The cruise started with a night in a hotel in Bucharest and a tour of the Palace of the Parliament built by former Romanian dictator Nicolae Ceausescu - a massive building (the second largest administrative building in the world) and lavishly over-the-top with marble floors, grand chandeliers and fine silk panels. Ironically, before Ceausescu could move in, the Soviet Union collapsed, he and his wife were arrested, tried for crimes against the country and executed.
^ Palace of the Parliament
That afternoon we transferred to the port of Giurgiu, to embark Emerald Sun, a superb river ship with cabins and suites with balconies and panoramic windows, and a glass-enclosed swimming pool that was so lovely I took up residence there most of the time while we were sailing.
^ Emerald Sun
From Giurgiu we sailed to Rousse and Vidin in Bulgaria, Gobulac and Belgrade in Serbia, Vukovar in Croatia, and Kalocsa in Hungary before disembarking in Budapest. We saw spectacular rocks formations in Belogradchik, had a day to explore buzzing Belgrade, which was packed with people, bars and restaurants, and transited the Iron Gates Gorge, a valley that narrows to less than 500 feet at one point.
The gorge is picturesque but the main attraction is a huge rock statue of King Decebalus, the erstwhile ruler of Dacia, in present-day Romania, who tried to fend off a Roman invasion. He failed but is still a hero to the Romanians.

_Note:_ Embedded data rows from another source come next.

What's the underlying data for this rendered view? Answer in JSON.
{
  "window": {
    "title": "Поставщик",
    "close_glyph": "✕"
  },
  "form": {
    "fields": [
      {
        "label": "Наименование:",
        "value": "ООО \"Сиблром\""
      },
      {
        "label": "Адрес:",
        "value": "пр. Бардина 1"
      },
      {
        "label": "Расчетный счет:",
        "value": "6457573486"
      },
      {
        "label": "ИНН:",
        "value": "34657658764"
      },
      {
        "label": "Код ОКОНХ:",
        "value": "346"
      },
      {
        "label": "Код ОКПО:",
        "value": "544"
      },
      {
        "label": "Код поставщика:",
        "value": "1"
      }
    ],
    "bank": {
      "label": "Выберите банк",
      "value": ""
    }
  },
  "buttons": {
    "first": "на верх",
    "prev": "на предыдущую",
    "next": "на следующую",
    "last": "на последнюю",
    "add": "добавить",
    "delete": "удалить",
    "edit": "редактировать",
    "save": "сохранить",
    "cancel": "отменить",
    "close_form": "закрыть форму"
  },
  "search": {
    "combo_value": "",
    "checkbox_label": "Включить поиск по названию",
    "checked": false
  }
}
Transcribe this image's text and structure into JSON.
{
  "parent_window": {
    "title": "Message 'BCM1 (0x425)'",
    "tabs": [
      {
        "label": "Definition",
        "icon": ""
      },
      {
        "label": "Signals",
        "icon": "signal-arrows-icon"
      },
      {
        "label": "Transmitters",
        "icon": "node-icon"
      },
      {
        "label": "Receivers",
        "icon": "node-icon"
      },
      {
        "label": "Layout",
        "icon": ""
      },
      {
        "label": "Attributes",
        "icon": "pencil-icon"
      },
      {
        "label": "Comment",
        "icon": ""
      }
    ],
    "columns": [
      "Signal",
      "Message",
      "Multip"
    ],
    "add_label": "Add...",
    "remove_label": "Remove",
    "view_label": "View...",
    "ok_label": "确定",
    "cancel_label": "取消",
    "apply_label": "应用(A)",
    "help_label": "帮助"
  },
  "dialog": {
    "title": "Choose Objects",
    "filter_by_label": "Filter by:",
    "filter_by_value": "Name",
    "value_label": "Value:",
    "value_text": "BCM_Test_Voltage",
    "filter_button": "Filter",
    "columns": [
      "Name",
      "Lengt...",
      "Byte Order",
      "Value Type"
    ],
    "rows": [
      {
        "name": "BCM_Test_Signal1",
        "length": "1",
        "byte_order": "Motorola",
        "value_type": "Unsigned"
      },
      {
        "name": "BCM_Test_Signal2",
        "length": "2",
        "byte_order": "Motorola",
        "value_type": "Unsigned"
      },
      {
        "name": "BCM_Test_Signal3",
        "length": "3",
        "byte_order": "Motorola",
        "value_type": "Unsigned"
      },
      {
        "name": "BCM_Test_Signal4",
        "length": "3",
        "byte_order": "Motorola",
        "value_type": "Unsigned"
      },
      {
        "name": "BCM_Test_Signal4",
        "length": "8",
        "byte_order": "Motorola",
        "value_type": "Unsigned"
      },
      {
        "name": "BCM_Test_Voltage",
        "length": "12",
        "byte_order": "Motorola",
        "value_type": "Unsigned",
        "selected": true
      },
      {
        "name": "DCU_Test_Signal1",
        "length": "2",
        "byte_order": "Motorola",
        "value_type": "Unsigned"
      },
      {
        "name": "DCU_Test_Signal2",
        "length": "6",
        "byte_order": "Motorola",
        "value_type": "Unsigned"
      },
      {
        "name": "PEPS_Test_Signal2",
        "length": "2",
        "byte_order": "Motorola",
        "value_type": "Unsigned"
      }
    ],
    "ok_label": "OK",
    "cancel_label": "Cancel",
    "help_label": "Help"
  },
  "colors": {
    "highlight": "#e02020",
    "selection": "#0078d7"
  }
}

Emerald Waterways is a relatively new river cruise line but its growth has been meteoric, expanding from one ship cruising the Rhine and Danube in 2014 to seven vessels that also cruise the Rhône in France and the Douro in Portugal. This summer it will grow again as the new Emerald Harmony enters service with one-week cruises on the Mekong River in Vietnam and Cambodia.
It’s a really exciting itinerary, visiting local markets, riding on tuk-tuks and being blessed by Buddhist monks. The cruises, between Ho Chi Minh City and Siem Reap, are available either with extra time in both cities with excursions to the temples of Angkor Wat and the Củ Chi Tunnels where Viet Cong fighters lived during the Vietnam War, or longer tours of Vietnam that visit Hanoi, Hue and Hoi An. Most Mekong cruises have been snapped up for this year but 2020 and 2021 dates are already on sale. You’ll find more about them elsewhere in this issue of Blue Horizons.
^ Veliko Tarnavo
But back to the Lower Danube. From Rousse, we went to Veliko Tarnavo, the capital of Bulgaria before the Ottomans invaded in the 1300s. They stayed almost 500 years, spreading their empire across the Balkans before being defeated at the gates of Vienna in 1683.
During their tenure, the Turks turned churches into mosques, destroyed castles and palaces, and generally made themselves very unpopular but one good thing did come out of their occupation, according to Inga, our guide in Croatia. When they fled, they left their coffee behind. And so the coffee-house culture in what was to became the Austro- Hungarian empire was born.
From Vukovar, we went to Osijek, a city famous locally for opening the first brewery in Croatia after the Ottomans were kicked out in the late 1600s and a large fort built by the Austrian Empire to make sure they didn’t return.
^ Osijek, Croatia
The tour was good but the best bit was yet to come - a home-hosted lunch in the nearby village of Aljimas. Which is how I ended up tucking into Croatian fasirke, a kind of meat pattie served with rice, and proja, a muffinlike dessert made with cornflower, pears and apricots, with bed-and-breakfast owner Branka, who talked frankly about life in Croatia now and during the war with Serbia as Yugoslavia collapsed.
It was all so interesting that I quite forgot to stop eating. At least that’s my excuse for having that third fasirke!